I've heard nothing but good things about Wiggy's Joe Reddington Mukluks, so decided to give them a try. I already have Wiggy's Antarctic Sleeping Bag with the flexible temperature range sleep system, and I also use Wiggy's SunWalkers pack boot liners and when the bottom drops out of the thermometer I wear Wiggy's Antarctic Parka. I have never been cold in Wiggy's gear. NEVER.
The Mukluks are designed as an overboot similar to the popular Neos overboot, but probably much warmer. They are worn over regular shoes which I see as an advantage - wear 'em when you need 'em and put them in the sled bag when you don't (but want them handy in case you actually do). It'll be a month or two before I actually need them, but once I do I'll try to remember to write a report on their performance.

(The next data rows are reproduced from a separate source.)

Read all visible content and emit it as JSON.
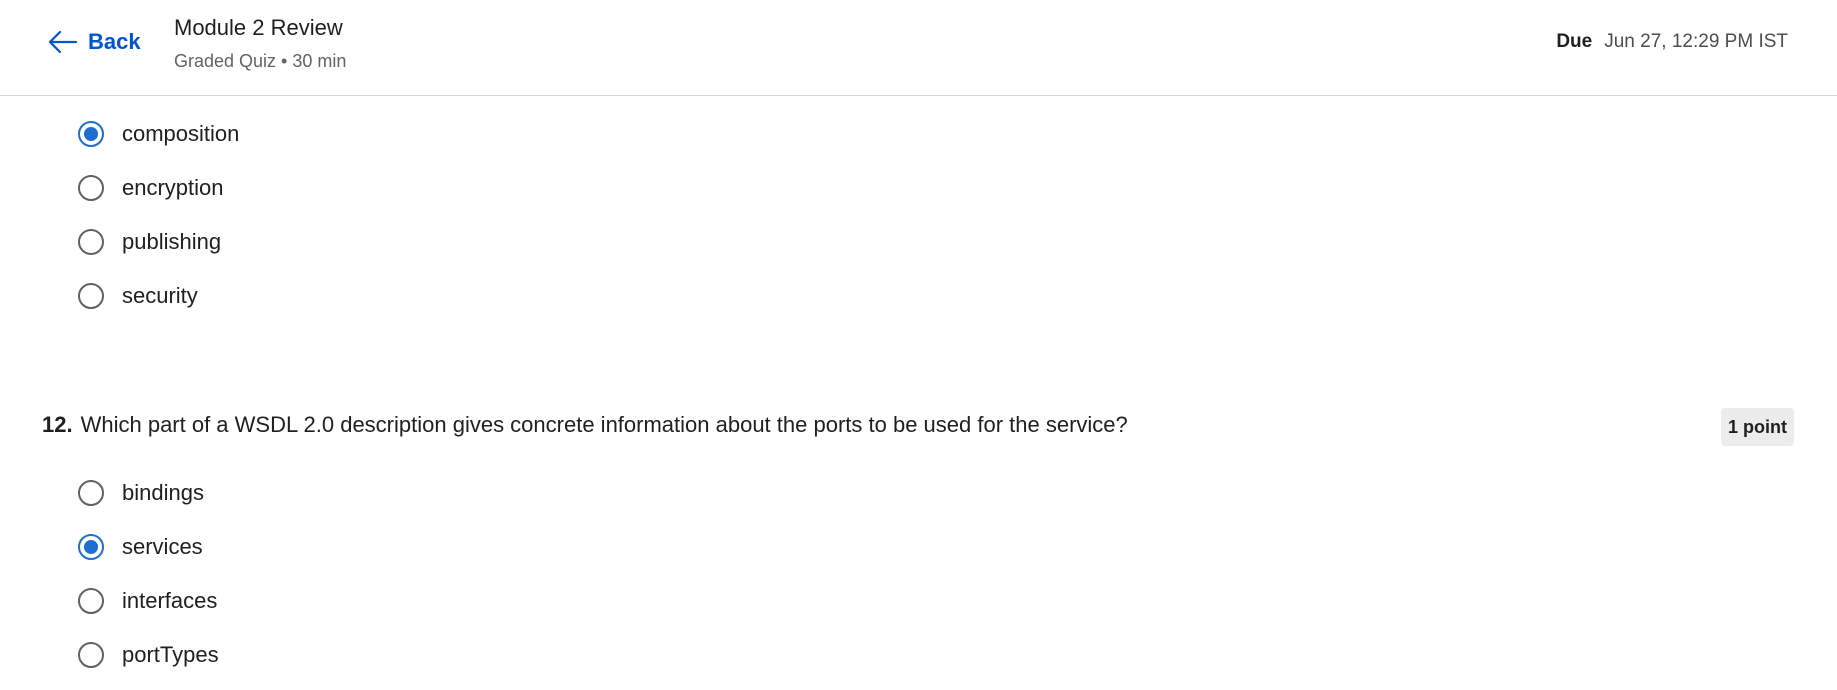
{
  "header": {
    "back_label": "Back",
    "module_title": "Module 2 Review",
    "quiz_meta": "Graded Quiz • 30 min",
    "due_label": "Due",
    "due_value": "Jun 27, 12:29 PM IST"
  },
  "question11": {
    "options": [
      {
        "label": "composition",
        "checked": true
      },
      {
        "label": "encryption",
        "checked": false
      },
      {
        "label": "publishing",
        "checked": false
      },
      {
        "label": "security",
        "checked": false
      }
    ]
  },
  "question12": {
    "number": "12.",
    "text": "Which part of a WSDL 2.0 description gives concrete information about the ports to be used for the service?",
    "points": "1 point",
    "options": [
      {
        "label": "bindings",
        "checked": false
      },
      {
        "label": "services",
        "checked": true
      },
      {
        "label": "interfaces",
        "checked": false
      },
      {
        "label": "portTypes",
        "checked": false
      }
    ]
  },
  "colors": {
    "accent": "#0056d2",
    "radio_selected": "#1f6fd0"
  },
  "icons": {
    "back": "arrow-left-icon"
  }
}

I should note that I bought my Mukluks from Wiggy's Alaska rather than Wiggy himself. Mark suggested a modification that was recommended by Ray Reddington Jr. I know Ray, he used to live and mush dogs here in Two Rivers, so I figured it would be wise to listen. As a result I had the new mukluks resoled with Vibram to make them a bit less slippery on packed trails. I'll let you know how that works out once I've tested them.
OK, that pretty much covers the day so far. In a couple of hours I'll feed the team and do my kennel chores and then I think I'll mosey down to the Lodge for supper. I have plenty of food at the house, but supper at the lodge gives me a chance to catch up on all the local happenings that I've missed over the past two weeks. I can always count on a cold beer, a hot plate of food, and great company when I head to the local watering hole.
Just in case I forgot to mention it - it is GOOD to be home.